• [Website and app data records]:
-=-=-

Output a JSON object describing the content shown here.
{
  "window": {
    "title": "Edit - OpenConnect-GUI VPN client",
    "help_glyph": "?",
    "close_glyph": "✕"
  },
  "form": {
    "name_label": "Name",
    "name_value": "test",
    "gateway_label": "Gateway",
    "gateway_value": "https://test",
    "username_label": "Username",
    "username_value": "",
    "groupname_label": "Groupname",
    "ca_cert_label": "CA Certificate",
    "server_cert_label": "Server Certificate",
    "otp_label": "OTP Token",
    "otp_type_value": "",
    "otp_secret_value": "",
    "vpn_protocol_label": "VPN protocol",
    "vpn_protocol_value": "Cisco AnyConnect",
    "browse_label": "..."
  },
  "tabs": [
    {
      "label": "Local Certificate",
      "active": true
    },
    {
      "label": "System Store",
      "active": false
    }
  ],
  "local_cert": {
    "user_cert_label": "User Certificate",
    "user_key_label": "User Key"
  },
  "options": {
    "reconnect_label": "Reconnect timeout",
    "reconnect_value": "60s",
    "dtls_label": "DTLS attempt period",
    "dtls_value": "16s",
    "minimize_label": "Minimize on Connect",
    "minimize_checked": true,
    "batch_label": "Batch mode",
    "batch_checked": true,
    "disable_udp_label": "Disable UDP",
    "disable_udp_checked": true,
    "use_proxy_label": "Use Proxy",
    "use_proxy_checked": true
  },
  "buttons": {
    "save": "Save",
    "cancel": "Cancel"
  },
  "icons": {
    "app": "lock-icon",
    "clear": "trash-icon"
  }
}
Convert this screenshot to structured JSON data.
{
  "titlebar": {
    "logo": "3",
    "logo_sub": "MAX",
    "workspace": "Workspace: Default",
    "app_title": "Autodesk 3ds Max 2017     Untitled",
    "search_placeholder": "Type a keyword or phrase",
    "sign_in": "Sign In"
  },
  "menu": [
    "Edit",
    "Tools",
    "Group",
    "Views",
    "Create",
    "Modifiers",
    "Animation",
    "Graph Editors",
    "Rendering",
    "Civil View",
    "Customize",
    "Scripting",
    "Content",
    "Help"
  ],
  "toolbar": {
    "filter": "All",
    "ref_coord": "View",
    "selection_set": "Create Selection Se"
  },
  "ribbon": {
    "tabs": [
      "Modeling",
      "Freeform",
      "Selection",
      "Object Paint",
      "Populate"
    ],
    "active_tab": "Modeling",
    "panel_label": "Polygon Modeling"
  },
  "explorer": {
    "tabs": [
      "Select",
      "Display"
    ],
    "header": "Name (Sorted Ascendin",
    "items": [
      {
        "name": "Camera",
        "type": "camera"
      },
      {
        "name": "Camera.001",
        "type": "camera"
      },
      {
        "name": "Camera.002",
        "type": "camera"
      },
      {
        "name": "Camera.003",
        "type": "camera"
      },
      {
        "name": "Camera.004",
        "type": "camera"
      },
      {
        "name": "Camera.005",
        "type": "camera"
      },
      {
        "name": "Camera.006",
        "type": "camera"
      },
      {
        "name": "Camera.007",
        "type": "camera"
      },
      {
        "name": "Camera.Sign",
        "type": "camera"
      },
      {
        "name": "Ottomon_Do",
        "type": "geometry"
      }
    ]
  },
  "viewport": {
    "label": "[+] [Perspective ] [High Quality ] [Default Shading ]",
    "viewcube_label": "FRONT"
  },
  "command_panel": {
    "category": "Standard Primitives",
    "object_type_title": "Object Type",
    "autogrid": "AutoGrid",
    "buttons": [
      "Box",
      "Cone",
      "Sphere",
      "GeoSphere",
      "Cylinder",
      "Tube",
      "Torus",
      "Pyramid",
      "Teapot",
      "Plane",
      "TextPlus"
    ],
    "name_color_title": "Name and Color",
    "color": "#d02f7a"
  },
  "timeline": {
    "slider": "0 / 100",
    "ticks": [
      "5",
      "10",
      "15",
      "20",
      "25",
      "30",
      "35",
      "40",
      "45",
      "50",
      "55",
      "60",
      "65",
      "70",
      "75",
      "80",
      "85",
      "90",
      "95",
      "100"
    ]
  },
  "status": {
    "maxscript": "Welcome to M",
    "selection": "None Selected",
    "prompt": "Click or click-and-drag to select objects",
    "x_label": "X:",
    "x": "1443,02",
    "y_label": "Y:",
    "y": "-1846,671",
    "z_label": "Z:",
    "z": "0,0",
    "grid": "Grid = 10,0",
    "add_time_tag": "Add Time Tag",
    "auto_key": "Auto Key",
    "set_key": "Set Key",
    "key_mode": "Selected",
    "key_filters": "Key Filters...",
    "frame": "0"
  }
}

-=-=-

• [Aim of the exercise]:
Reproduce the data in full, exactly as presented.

• [Solution to the problem]:
Output a JSON object describing the content shown here.
{
  "window": {
    "title": "Edit - OpenConnect-GUI VPN client",
    "help_glyph": "?",
    "close_glyph": "✕"
  },
  "form": {
    "name_label": "Name",
    "name_value": "test",
    "gateway_label": "Gateway",
    "gateway_value": "https://test",
    "username_label": "Username",
    "username_value": "",
    "groupname_label": "Groupname",
    "ca_cert_label": "CA Certificate",
    "server_cert_label": "Server Certificate",
    "otp_label": "OTP Token",
    "otp_type_value": "",
    "otp_secret_value": "",
    "vpn_protocol_label": "VPN protocol",
    "vpn_protocol_value": "Cisco AnyConnect",
    "browse_label": "..."
  },
  "tabs": [
    {
      "label": "Local Certificate",
      "active": true
    },
    {
      "label": "System Store",
      "active": false
    }
  ],
  "local_cert": {
    "user_cert_label": "User Certificate",
    "user_key_label": "User Key"
  },
  "options": {
    "reconnect_label": "Reconnect timeout",
    "reconnect_value": "60s",
    "dtls_label": "DTLS attempt period",
    "dtls_value": "16s",
    "minimize_label": "Minimize on Connect",
    "minimize_checked": true,
    "batch_label": "Batch mode",
    "batch_checked": true,
    "disable_udp_label": "Disable UDP",
    "disable_udp_checked": true,
    "use_proxy_label": "Use Proxy",
    "use_proxy_checked": true
  },
  "buttons": {
    "save": "Save",
    "cancel": "Cancel"
  },
  "icons": {
    "app": "lock-icon",
    "clear": "trash-icon"
  }
}
Convert this screenshot to structured JSON data.
{
  "titlebar": {
    "logo": "3",
    "logo_sub": "MAX",
    "workspace": "Workspace: Default",
    "app_title": "Autodesk 3ds Max 2017     Untitled",
    "search_placeholder": "Type a keyword or phrase",
    "sign_in": "Sign In"
  },
  "menu": [
    "Edit",
    "Tools",
    "Group",
    "Views",
    "Create",
    "Modifiers",
    "Animation",
    "Graph Editors",
    "Rendering",
    "Civil View",
    "Customize",
    "Scripting",
    "Content",
    "Help"
  ],
  "toolbar": {
    "filter": "All",
    "ref_coord": "View",
    "selection_set": "Create Selection Se"
  },
  "ribbon": {
    "tabs": [
      "Modeling",
      "Freeform",
      "Selection",
      "Object Paint",
      "Populate"
    ],
    "active_tab": "Modeling",
    "panel_label": "Polygon Modeling"
  },
  "explorer": {
    "tabs": [
      "Select",
      "Display"
    ],
    "header": "Name (Sorted Ascendin",
    "items": [
      {
        "name": "Camera",
        "type": "camera"
      },
      {
        "name": "Camera.001",
        "type": "camera"
      },
      {
        "name": "Camera.002",
        "type": "camera"
      },
      {
        "name": "Camera.003",
        "type": "camera"
      },
      {
        "name": "Camera.004",
        "type": "camera"
      },
      {
        "name": "Camera.005",
        "type": "camera"
      },
      {
        "name": "Camera.006",
        "type": "camera"
      },
      {
        "name": "Camera.007",
        "type": "camera"
      },
      {
        "name": "Camera.Sign",
        "type": "camera"
      },
      {
        "name": "Ottomon_Do",
        "type": "geometry"
      }
    ]
  },
  "viewport": {
    "label": "[+] [Perspective ] [High Quality ] [Default Shading ]",
    "viewcube_label": "FRONT"
  },
  "command_panel": {
    "category": "Standard Primitives",
    "object_type_title": "Object Type",
    "autogrid": "AutoGrid",
    "buttons": [
      "Box",
      "Cone",
      "Sphere",
      "GeoSphere",
      "Cylinder",
      "Tube",
      "Torus",
      "Pyramid",
      "Teapot",
      "Plane",
      "TextPlus"
    ],
    "name_color_title": "Name and Color",
    "color": "#d02f7a"
  },
  "timeline": {
    "slider": "0 / 100",
    "ticks": [
      "5",
      "10",
      "15",
      "20",
      "25",
      "30",
      "35",
      "40",
      "45",
      "50",
      "55",
      "60",
      "65",
      "70",
      "75",
      "80",
      "85",
      "90",
      "95",
      "100"
    ]
  },
  "status": {
    "maxscript": "Welcome to M",
    "selection": "None Selected",
    "prompt": "Click or click-and-drag to select objects",
    "x_label": "X:",
    "x": "1443,02",
    "y_label": "Y:",
    "y": "-1846,671",
    "z_label": "Z:",
    "z": "0,0",
    "grid": "Grid = 10,0",
    "add_time_tag": "Add Time Tag",
    "auto_key": "Auto Key",
    "set_key": "Set Key",
    "key_mode": "Selected",
    "key_filters": "Key Filters...",
    "frame": "0"
  }
}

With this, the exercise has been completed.